I spoke with TK Keanini, CTO of Lancope, to get his thoughts on the recent DockerCon event and the direction Docker and container technologies are heading. One of the primary messages Keanini took away from DockerCon is that shipping code needs to be a core competency of engineering, which means that deployment pipelines and containers also need to be a core competency of engineering. The days when engineers don’t have any visibility into how their code manifests in production are over.
There were a number of interesting statistics shared at DockerCon. In the last year there has been:
- 183 percent growth in Docker contributors
- 515 percent increase in Github projects with Docker in the name
- 1720 percent increase in job openings listing “Docker”
- 934 percent increase in “Dockerized” applications (150,000 from 14,500)
- Docker at 97 percent for net-usage and purchasing intentions
Microsoft has embraced Docker with open arms over the last year—announcing a variety of initiatives and partnerships to both ensure complete Docker integration into almost everything Microsoft does, and also to ensure Microsoft a seat at the “cool kids” table. Mark Russinovich, CTO of Azure for Microsoft, doesn’t speak to customers without the work “Docker” coming up. At DockerCon Russinovich said, “Anything that is core to the business needs to be modernized to look at new technologies and culture, starting with Docker.”

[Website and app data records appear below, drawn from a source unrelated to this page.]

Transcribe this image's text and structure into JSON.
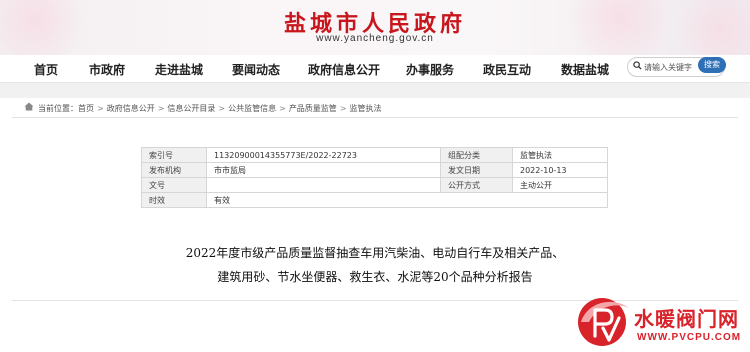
{
  "header": {
    "title": "盐城市人民政府",
    "url": "www.yancheng.gov.cn"
  },
  "nav": {
    "items": [
      "首页",
      "市政府",
      "走进盐城",
      "要闻动态",
      "政府信息公开",
      "办事服务",
      "政民互动",
      "数据盐城"
    ]
  },
  "search": {
    "placeholder": "请输入关键字",
    "button_label": "搜索"
  },
  "breadcrumb": {
    "prefix": "当前位置：",
    "items": [
      "首页",
      "政府信息公开",
      "信息公开目录",
      "公共监管信息",
      "产品质量监管",
      "监管执法"
    ],
    "separator": ">"
  },
  "info_table": {
    "rows": [
      {
        "label": "索引号",
        "value": "11320900014355773E/2022-22723",
        "label2": "组配分类",
        "value2": "监管执法"
      },
      {
        "label": "发布机构",
        "value": "市市监局",
        "label2": "发文日期",
        "value2": "2022-10-13"
      },
      {
        "label": "文号",
        "value": "",
        "label2": "公开方式",
        "value2": "主动公开"
      },
      {
        "label": "时效",
        "value": "有效"
      }
    ]
  },
  "document": {
    "title_line1": "2022年度市级产品质量监督抽查车用汽柴油、电动自行车及相关产品、",
    "title_line2": "建筑用砂、节水坐便器、救生衣、水泥等20个品种分析报告"
  },
  "watermark": {
    "brand": "水暖阀门网",
    "url": "WWW.PVCPU.COM",
    "logo_letters": "PV",
    "color": "#d8232a"
  },
  "colors": {
    "title_red": "#c8161d",
    "search_blue": "#2f6fb5",
    "label_bg": "#f0f0f0"
  }
}
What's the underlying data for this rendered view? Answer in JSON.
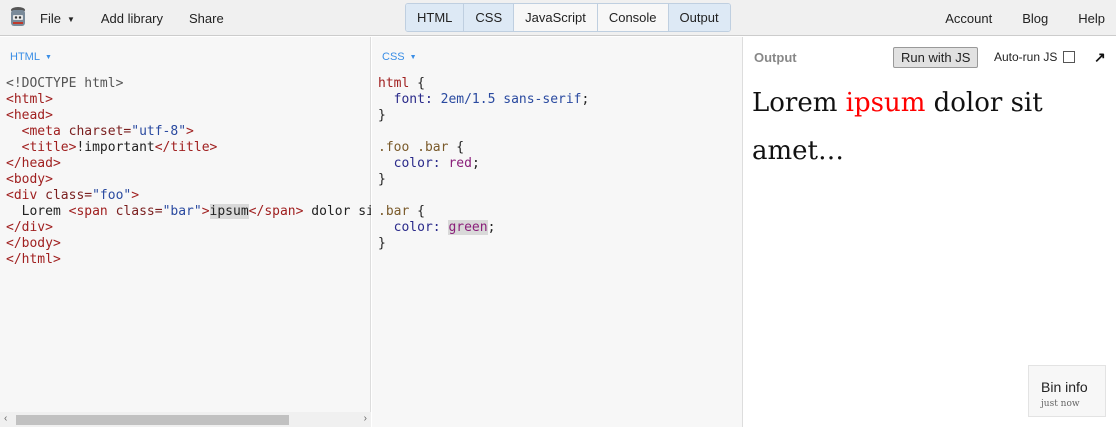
{
  "topbar": {
    "file": "File",
    "add_library": "Add library",
    "share": "Share",
    "tabs": [
      {
        "label": "HTML",
        "active": true
      },
      {
        "label": "CSS",
        "active": true
      },
      {
        "label": "JavaScript",
        "active": false
      },
      {
        "label": "Console",
        "active": false
      },
      {
        "label": "Output",
        "active": true
      }
    ],
    "account": "Account",
    "blog": "Blog",
    "help": "Help"
  },
  "html_panel": {
    "label": "HTML",
    "code": {
      "l1": "<!DOCTYPE html>",
      "l2": "<html>",
      "l3": "<head>",
      "l4_tag_open": "  <meta ",
      "l4_attr": "charset=",
      "l4_val": "\"utf-8\"",
      "l4_close": ">",
      "l5_open": "  <title>",
      "l5_text": "!important",
      "l5_close": "</title>",
      "l6": "</head>",
      "l7": "<body>",
      "l8_open": "<div ",
      "l8_attr": "class=",
      "l8_val": "\"foo\"",
      "l8_close": ">",
      "l9_text1": "  Lorem ",
      "l9_span_open": "<span ",
      "l9_attr": "class=",
      "l9_val": "\"bar\"",
      "l9_close": ">",
      "l9_hl": "ipsum",
      "l9_span_close": "</span>",
      "l9_text2": " dolor sit amet",
      "l10": "</div>",
      "l11": "</body>",
      "l12": "</html>"
    }
  },
  "css_panel": {
    "label": "CSS",
    "code": {
      "r1_sel": "html",
      "r1_brace": " {",
      "r1_prop": "  font: ",
      "r1_val": "2em/1.5 sans-serif",
      "r1_semi": ";",
      "r1_end": "}",
      "r2_sel": ".foo .bar",
      "r2_brace": " {",
      "r2_prop": "  color: ",
      "r2_val": "red",
      "r2_semi": ";",
      "r2_end": "}",
      "r3_sel": ".bar",
      "r3_brace": " {",
      "r3_prop": "  color: ",
      "r3_val": "green",
      "r3_semi": ";",
      "r3_end": "}"
    }
  },
  "output_panel": {
    "label": "Output",
    "run_button": "Run with JS",
    "autorun_label": "Auto-run JS",
    "autorun_checked": false,
    "content": {
      "text1": "Lorem ",
      "red": "ipsum",
      "text2": " dolor sit amet…"
    },
    "bin_info": {
      "title": "Bin info",
      "subtitle": "just now"
    }
  },
  "icons": {
    "logo": "jsbin-logo-icon",
    "caret": "caret-down-icon",
    "expand": "expand-arrow-icon",
    "scroll_left": "scroll-left-arrow-icon",
    "scroll_right": "scroll-right-arrow-icon"
  },
  "colors": {
    "tab_active_bg": "#dde9f5",
    "panel_label": "#3a8ee6",
    "ipsum_output": "#ff0000"
  }
}
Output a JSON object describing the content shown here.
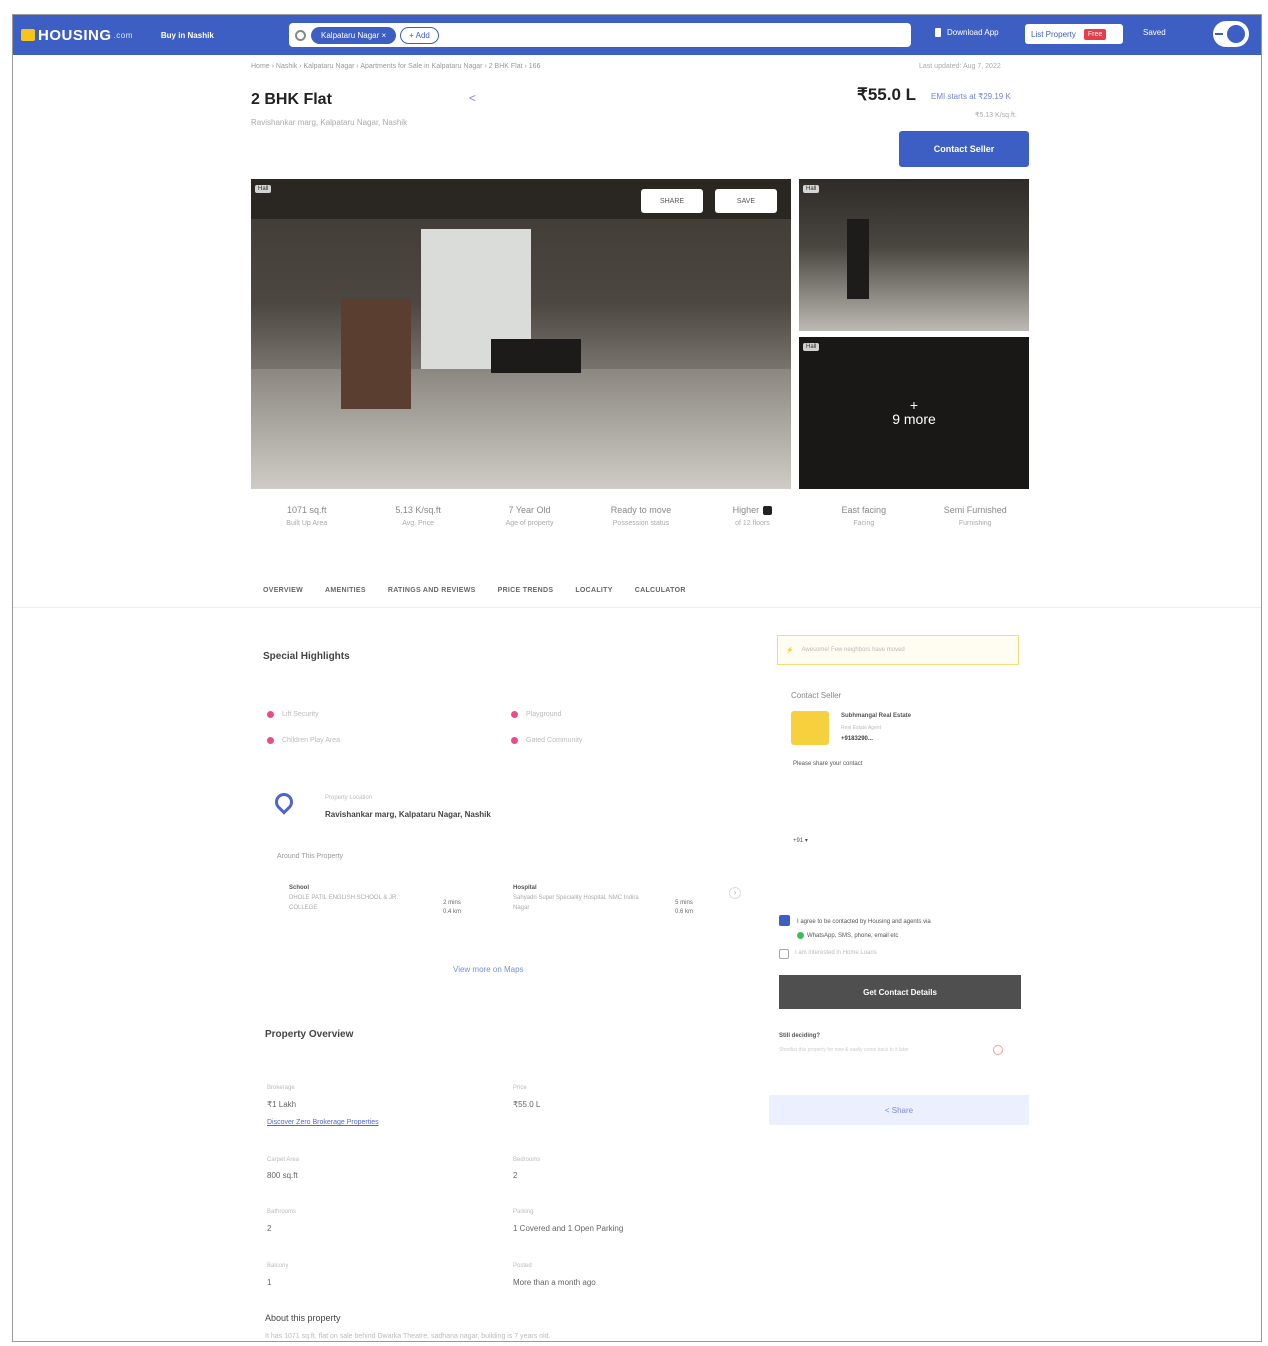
{
  "nav": {
    "logo": "HOUSING",
    "logo_suffix": ".com",
    "buy_menu": "Buy in Nashik",
    "search_chip": "Kalpataru Nagar",
    "search_chip_close": "×",
    "search_add": "+ Add",
    "download": "Download App",
    "list_property": "List Property",
    "list_free": "Free",
    "saved": "Saved"
  },
  "breadcrumb": "Home › Nashik › Kalpataru Nagar › Apartments for Sale in Kalpataru Nagar › 2 BHK Flat › 166",
  "updated": "Last updated: Aug 7, 2022",
  "listing": {
    "title": "2 BHK Flat",
    "address_sub": "Ravishankar marg, Kalpataru Nagar, Nashik",
    "price": "₹55.0 L",
    "emi": "EMI starts at ₹29.19 K",
    "per_sqft": "₹5.13 K/sq.ft.",
    "contact_button": "Contact Seller"
  },
  "gallery": {
    "tag": "Hall",
    "share": "SHARE",
    "save": "SAVE",
    "more_plus": "+",
    "more": "9 more"
  },
  "stats": [
    {
      "value": "1071 sq.ft",
      "label": "Built Up Area"
    },
    {
      "value": "5.13 K/sq.ft",
      "label": "Avg. Price"
    },
    {
      "value": "7 Year Old",
      "label": "Age of property"
    },
    {
      "value": "Ready to move",
      "label": "Possession status"
    },
    {
      "value": "Higher",
      "label": "of 12 floors"
    },
    {
      "value": "East facing",
      "label": "Facing"
    },
    {
      "value": "Semi Furnished",
      "label": "Furnishing"
    }
  ],
  "tabs": [
    "OVERVIEW",
    "AMENITIES",
    "RATINGS AND REVIEWS",
    "PRICE TRENDS",
    "LOCALITY",
    "CALCULATOR"
  ],
  "highlights": {
    "title": "Special Highlights",
    "items": [
      "Lift Security",
      "Playground",
      "Children Play Area",
      "Gated Community"
    ]
  },
  "location": {
    "label": "Property Location",
    "address": "Ravishankar marg, Kalpataru Nagar, Nashik",
    "around_title": "Around This Property",
    "pois": [
      {
        "type": "School",
        "name": "DHOLE PATIL ENGLISH SCHOOL & JR. COLLEGE",
        "time": "2 mins",
        "distance": "0.4 km"
      },
      {
        "type": "Hospital",
        "name": "Sahyadri Super Speciality Hospital, NMC Indira Nagar",
        "time": "5 mins",
        "distance": "0.6 km"
      }
    ],
    "next": "›",
    "view_maps": "View more on Maps"
  },
  "overview": {
    "title": "Property Overview",
    "rows": [
      {
        "l_label": "Brokerage",
        "l_value": "₹1 Lakh",
        "r_label": "Price",
        "r_value": "₹55.0 L"
      },
      {
        "l_label": "Carpet Area",
        "l_value": "800 sq.ft",
        "r_label": "Bedrooms",
        "r_value": "2"
      },
      {
        "l_label": "Bathrooms",
        "l_value": "2",
        "r_label": "Parking",
        "r_value": "1 Covered and 1 Open Parking"
      },
      {
        "l_label": "Balcony",
        "l_value": "1",
        "r_label": "Posted",
        "r_value": "More than a month ago"
      }
    ],
    "link": "Discover Zero Brokerage Properties",
    "about_title": "About this property",
    "about_text": "It has 1071 sq.ft. flat on sale behind Dwarka Theatre, sadhana nagar, building is 7 years old."
  },
  "sidebar": {
    "highlight": "Awesome! Few neighbors have moved",
    "contact_title": "Contact Seller",
    "seller_name": "Subhmangal Real Estate",
    "seller_role": "Real Estate Agent",
    "seller_phone": "+9183290...",
    "share_contact": "Please share your contact",
    "country_code": "+91",
    "agree_text": "I agree to be contacted by Housing and agents via",
    "agree_channels": "WhatsApp, SMS, phone, email etc",
    "home_loan": "I am interested in Home Loans",
    "get_button": "Get Contact Details",
    "still_deciding": "Still deciding?",
    "still_sub": "Shortlist this property for now & easily come back to it later",
    "share": "Share"
  }
}
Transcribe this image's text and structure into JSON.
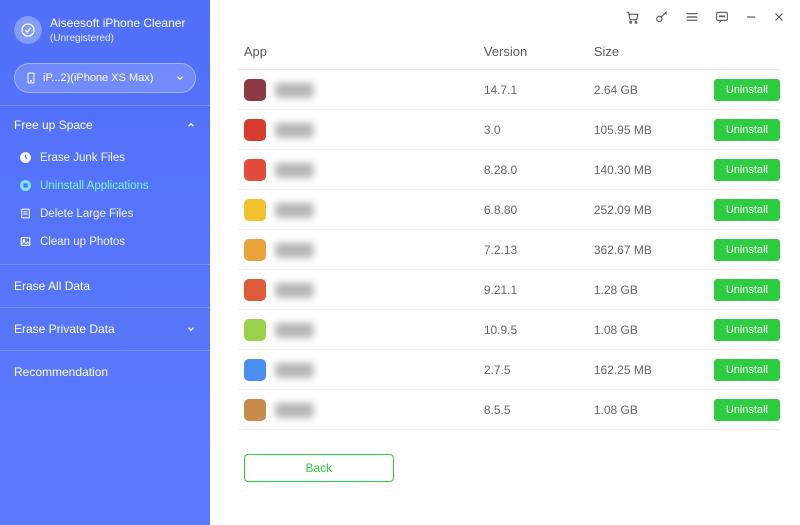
{
  "brand": {
    "title": "Aiseesoft iPhone Cleaner",
    "subtitle": "(Unregistered)"
  },
  "device": {
    "label": "iP...2)(iPhone XS Max)"
  },
  "sidebar": {
    "free_up_space": "Free up Space",
    "items": [
      {
        "label": "Erase Junk Files"
      },
      {
        "label": "Uninstall Applications"
      },
      {
        "label": "Delete Large Files"
      },
      {
        "label": "Clean up Photos"
      }
    ],
    "erase_all": "Erase All Data",
    "erase_private": "Erase Private Data",
    "recommendation": "Recommendation"
  },
  "table": {
    "headers": {
      "app": "App",
      "version": "Version",
      "size": "Size"
    },
    "uninstall_label": "Uninstall",
    "rows": [
      {
        "icon": "#8e3a44",
        "version": "14.7.1",
        "size": "2.64 GB"
      },
      {
        "icon": "#d63b2d",
        "version": "3.0",
        "size": "105.95 MB"
      },
      {
        "icon": "#e34b3a",
        "version": "8.28.0",
        "size": "140.30 MB"
      },
      {
        "icon": "#f0c22e",
        "version": "6.8.80",
        "size": "252.09 MB"
      },
      {
        "icon": "#e8a43a",
        "version": "7.2.13",
        "size": "362.67 MB"
      },
      {
        "icon": "#e05a3a",
        "version": "9.21.1",
        "size": "1.28 GB"
      },
      {
        "icon": "#9ad04a",
        "version": "10.9.5",
        "size": "1.08 GB"
      },
      {
        "icon": "#4a8ef0",
        "version": "2.7.5",
        "size": "162.25 MB"
      },
      {
        "icon": "#c98b4a",
        "version": "8.5.5",
        "size": "1.08 GB"
      }
    ]
  },
  "footer": {
    "back": "Back"
  }
}
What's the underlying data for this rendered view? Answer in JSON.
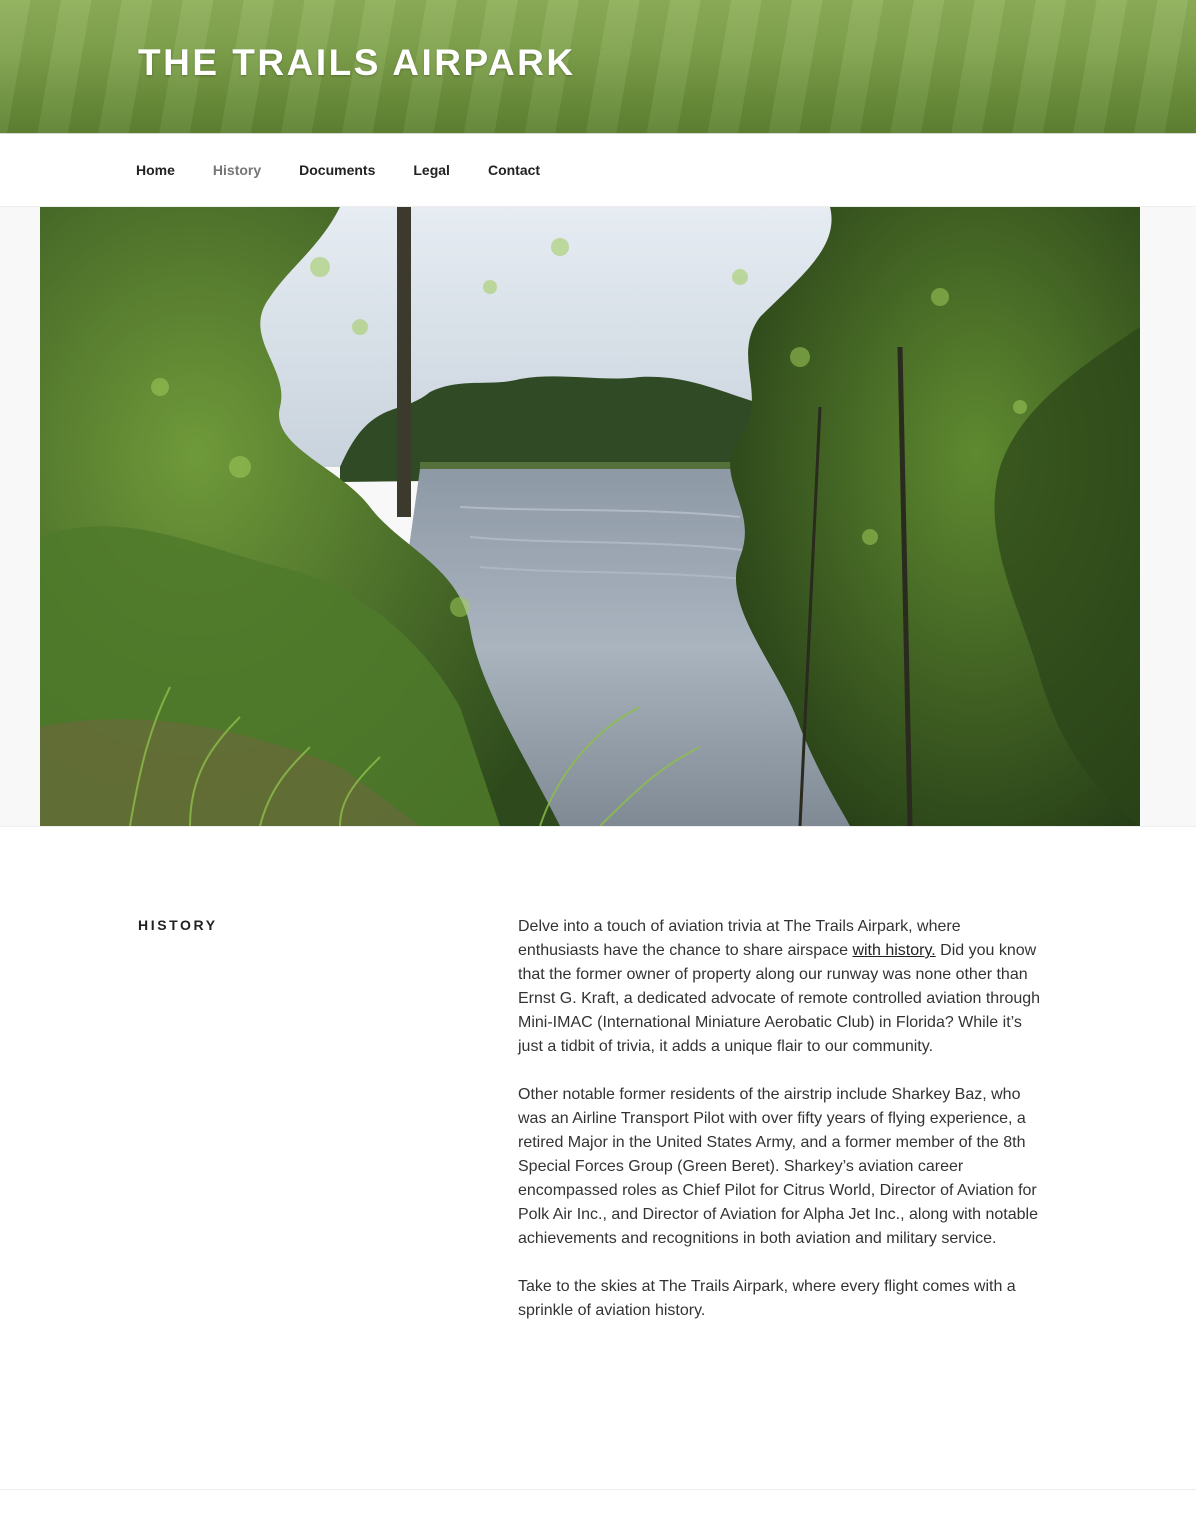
{
  "site": {
    "title": "THE TRAILS AIRPARK"
  },
  "nav": {
    "items": [
      {
        "label": "Home",
        "current": false
      },
      {
        "label": "History",
        "current": true
      },
      {
        "label": "Documents",
        "current": false
      },
      {
        "label": "Legal",
        "current": false
      },
      {
        "label": "Contact",
        "current": false
      }
    ]
  },
  "hero": {
    "alt": "river view through trees"
  },
  "page": {
    "title": "HISTORY",
    "p1_before": "Delve into a touch of aviation trivia at The Trails Airpark, where enthusiasts have the chance to share airspace ",
    "p1_link": "with history.",
    "p1_after": " Did you know that the former owner of property along our runway was none other than Ernst G. Kraft, a dedicated advocate of remote controlled aviation through Mini-IMAC (International Miniature Aerobatic Club) in Florida? While it’s just a tidbit of trivia, it adds a unique flair to our community.",
    "p2": "Other notable former residents of the airstrip include Sharkey Baz, who was an Airline Transport Pilot with over fifty years of flying experience, a retired Major in the United States Army, and a former member of the 8th Special Forces Group (Green Beret). Sharkey’s aviation career encompassed roles as Chief Pilot for Citrus World, Director of Aviation for Polk Air Inc., and Director of Aviation for Alpha Jet Inc., along with notable achievements and recognitions in both aviation and military service.",
    "p3": "Take to the skies at The Trails Airpark, where every flight comes with a sprinkle of aviation history."
  }
}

Even the US government is making a huge push to DevOps—cloud services and containerization being essential elements of that transition. US GSA (General Services Administration)—the agency that oversees federal purchases and acquisitions—is heavily dependent on Docker, distributed services, and open source tools to manage its contractor transaction system. Keanini noted, “This is HUGE! If the US GSA is doing it for such sensitive systems it means the government is not going to push back as much as some have suggested it might.”
The United States government is the largest employer in the world. Household names like Microsoft and VMware have jumped in with both feet. Tech giants like Google, HP, IBM, Amazon, and Intel have joined forces to work on the Open Container Project. Docker and containers have moved quickly beyond mainstream adoption to critical mass.
What does all of this mean? It means the train has left the station—or it’s at least in the process of leaving and quickly picking up steam. It means if you haven’t gotten on you’d better start running to catch up and jump on. It means that if you haven’t even figured out where the train station is or where the train is heading you’re going to get left behind.